A tragic mutual connection between Golgo 13 and Berserk is also the fact that both series’ creators passed away in 2021, unable to see their beloved stories concluded. However, much like Berserk, the series still carries on, currently collected in a jaw-dropping 208 volumes.

11. Kingdom

Image: Shueisha

Another long-running series, Kingdom has over 750 chapters and counting and is easily the most prolific recent series to feature on this list in terms of individual installments. It is the extremely high-quality story of Xin, a budding general during the Warring States period with the hopes of unifying China. It’s also published in Weekly Young Jump, the same publication that puts out Oshi no Ko, another incredible Seinen manga.

The series is extraordinary not only in its storytelling and visuals but even in fascinating elements like collaboration with other famous creators such as for “Social Kingdom”. This allowed some of the most famous manga creators in the world to contribute their vision in recreating a volume in the series, demonstrating remarkable care for the series while leaving their distinctive mark on it. But it falls short in many circles, just barely, from one key distinction to be discussed next.

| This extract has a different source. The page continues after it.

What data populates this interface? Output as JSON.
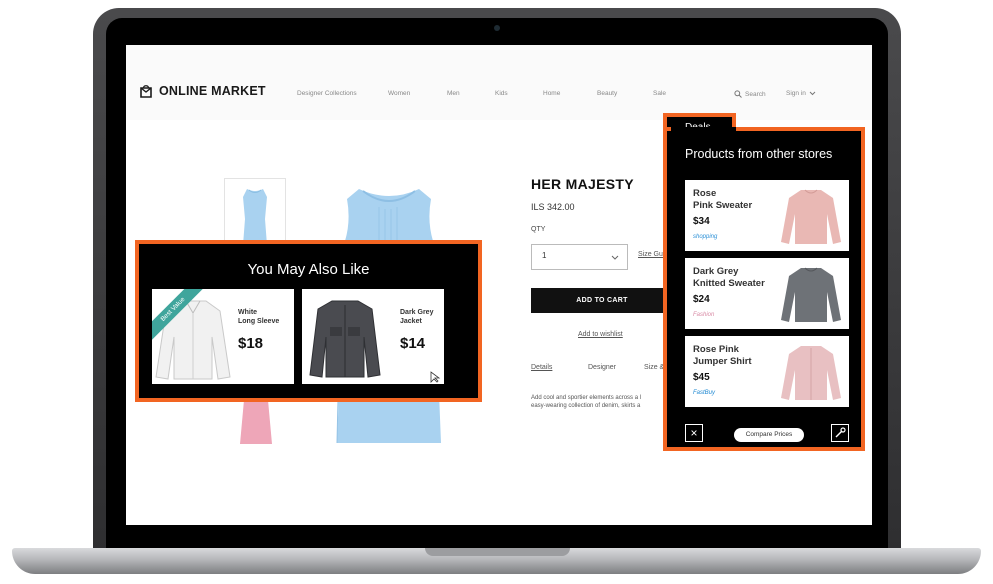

12. Vinland Saga

Image: Kodansha

Remember the Big Three I mentioned, referring to the most iconic trio of Seinen manga? Vinland Saga is the most commonly referenced third component, the other two being Vagabond and Berserk. Each of these three series was created years apart, yet showing remarkable influence from their predecessor. More importantly, none of them are over, at least not yet.

Vinland Saga retains that historically-influenced, Eurocentric setting while remaining distinctively a Japanese manga. Much like Berserk and Vagabond, readers feel connected to Thorfinn’s journey, as he ages and grows into his role as the protagonist. It’s naturally a fictionalized take on the story of real Icelandic explorer Thorfinn Karlsefni.

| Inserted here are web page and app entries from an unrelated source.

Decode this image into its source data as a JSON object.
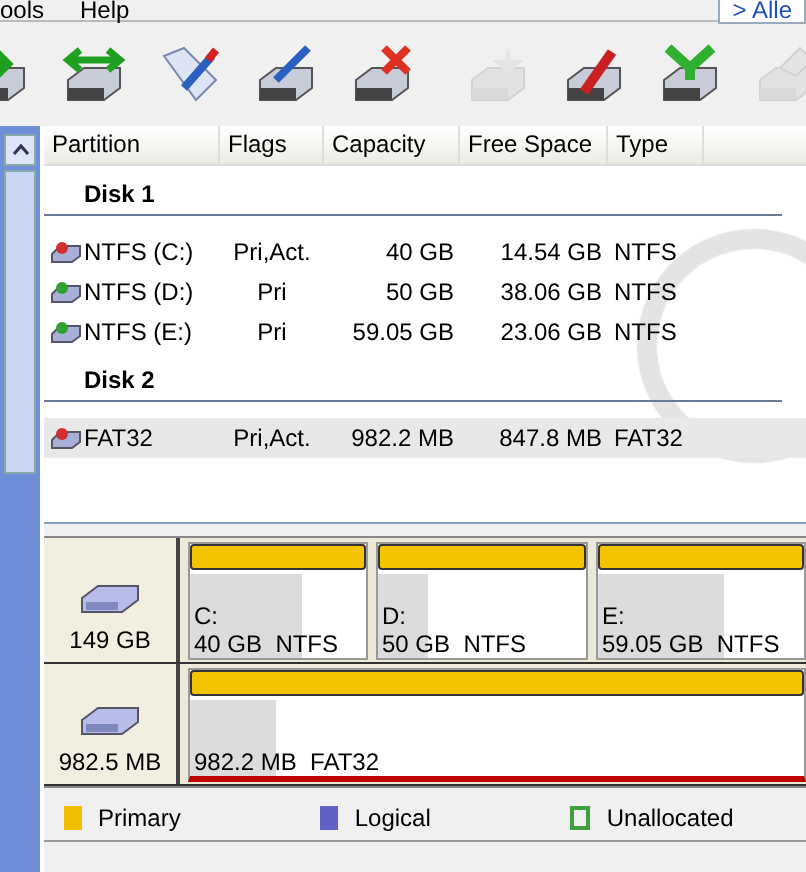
{
  "menu": [
    {
      "label": "ools"
    },
    {
      "label": "Help"
    }
  ],
  "top_tab": {
    "label": "> Alle"
  },
  "toolbar": [
    {
      "kind": "drive-arrow",
      "disabled": false
    },
    {
      "kind": "drive-resize",
      "disabled": false
    },
    {
      "kind": "tag-pen",
      "disabled": false
    },
    {
      "kind": "drive-pen",
      "disabled": false
    },
    {
      "kind": "drive-delete",
      "disabled": false
    },
    {
      "kind": "drive-star",
      "disabled": true
    },
    {
      "kind": "drive-brush",
      "disabled": false
    },
    {
      "kind": "drive-down",
      "disabled": false
    },
    {
      "kind": "drive-gray",
      "disabled": true
    }
  ],
  "table": {
    "columns": [
      "Partition",
      "Flags",
      "Capacity",
      "Free Space",
      "Type"
    ],
    "groups": [
      {
        "title": "Disk 1",
        "rows": [
          {
            "cells": [
              "NTFS (C:)",
              "Pri,Act.",
              "40 GB",
              "14.54 GB",
              "NTFS"
            ],
            "active": true,
            "selected": false
          },
          {
            "cells": [
              "NTFS (D:)",
              "Pri",
              "50 GB",
              "38.06 GB",
              "NTFS"
            ],
            "active": false,
            "selected": false
          },
          {
            "cells": [
              "NTFS (E:)",
              "Pri",
              "59.05 GB",
              "23.06 GB",
              "NTFS"
            ],
            "active": false,
            "selected": false
          }
        ]
      },
      {
        "title": "Disk 2",
        "rows": [
          {
            "cells": [
              "FAT32",
              "Pri,Act.",
              "982.2 MB",
              "847.8 MB",
              "FAT32"
            ],
            "active": true,
            "selected": true
          }
        ]
      }
    ]
  },
  "disk_map": [
    {
      "size": "149 GB",
      "partitions": [
        {
          "letter": "C:",
          "info": "40 GB  NTFS",
          "level": 0.64,
          "selected": false
        },
        {
          "letter": "D:",
          "info": "50 GB  NTFS",
          "level": 0.24,
          "selected": false
        },
        {
          "letter": "E:",
          "info": "59.05 GB  NTFS",
          "level": 0.61,
          "selected": false
        }
      ]
    },
    {
      "size": "982.5 MB",
      "partitions": [
        {
          "info": "982.2 MB  FAT32",
          "level": 0.14,
          "selected": true
        }
      ]
    }
  ],
  "legend": [
    {
      "label": "Primary",
      "color": "#f0c000",
      "kind": "fill"
    },
    {
      "label": "Logical",
      "color": "#6060c8",
      "kind": "fill"
    },
    {
      "label": "Unallocated",
      "color": "#40a040",
      "kind": "outline"
    }
  ]
}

It feels incredibly grounded, as well, with the story beginning as a coming-of-age tale, turning into a revenge epic, and even more, with Thorfinn’s character being layered, complex, and engaging. What helps this series stay in the Big Three, however, is that it ties in with the Berserk and Vagabond manga in how they complement each other: a tormented medieval mercenary, a traveling samurai seeking power, and a Viking out for vengeance, with their stories seemingly indicating continuous character growth, almost as if they’re aging in real-time with their audiences a la Hellblazer.

There are lots of Seinen manga beyond these I could easily recommend if you love Berserk. Monster comes to mind, although it might be too modern and hit too close to home for people. Oshi no Ko is a Seinen drama but certainly with a different tone and setting from any of the aforementioned.

What we hope you take away from this is the importance of what makes these series great. They each have different hooks but remain relevant without feeling gimmicky. Berserk is a violent, blood-soaked epic, but it is also a powerful testament to struggles and triumphs of human will over seemingly insurmountable despair, and anything that comes close to that is worth your time.

- This article was updated on November 24th, 2023

About The Author

J.R. is a Staff Writer with AOTF and has been covering gaming and entertainment in the industry since 2022. Along with a B.A. in History from the University of Cincinnati, he has studied at the University of Birmingham, UK, and part of his M.A. at the University of Waterloo. You'll find J.R. particularly at home writing about the hottest manga and anime. He is highly passionate about horror, strategy, and RPGs, and anything about Star Trek or LOTR. When not ranting about fan theories or writing guides, J.R. is streaming his favorite RPGs and other forgotten gems.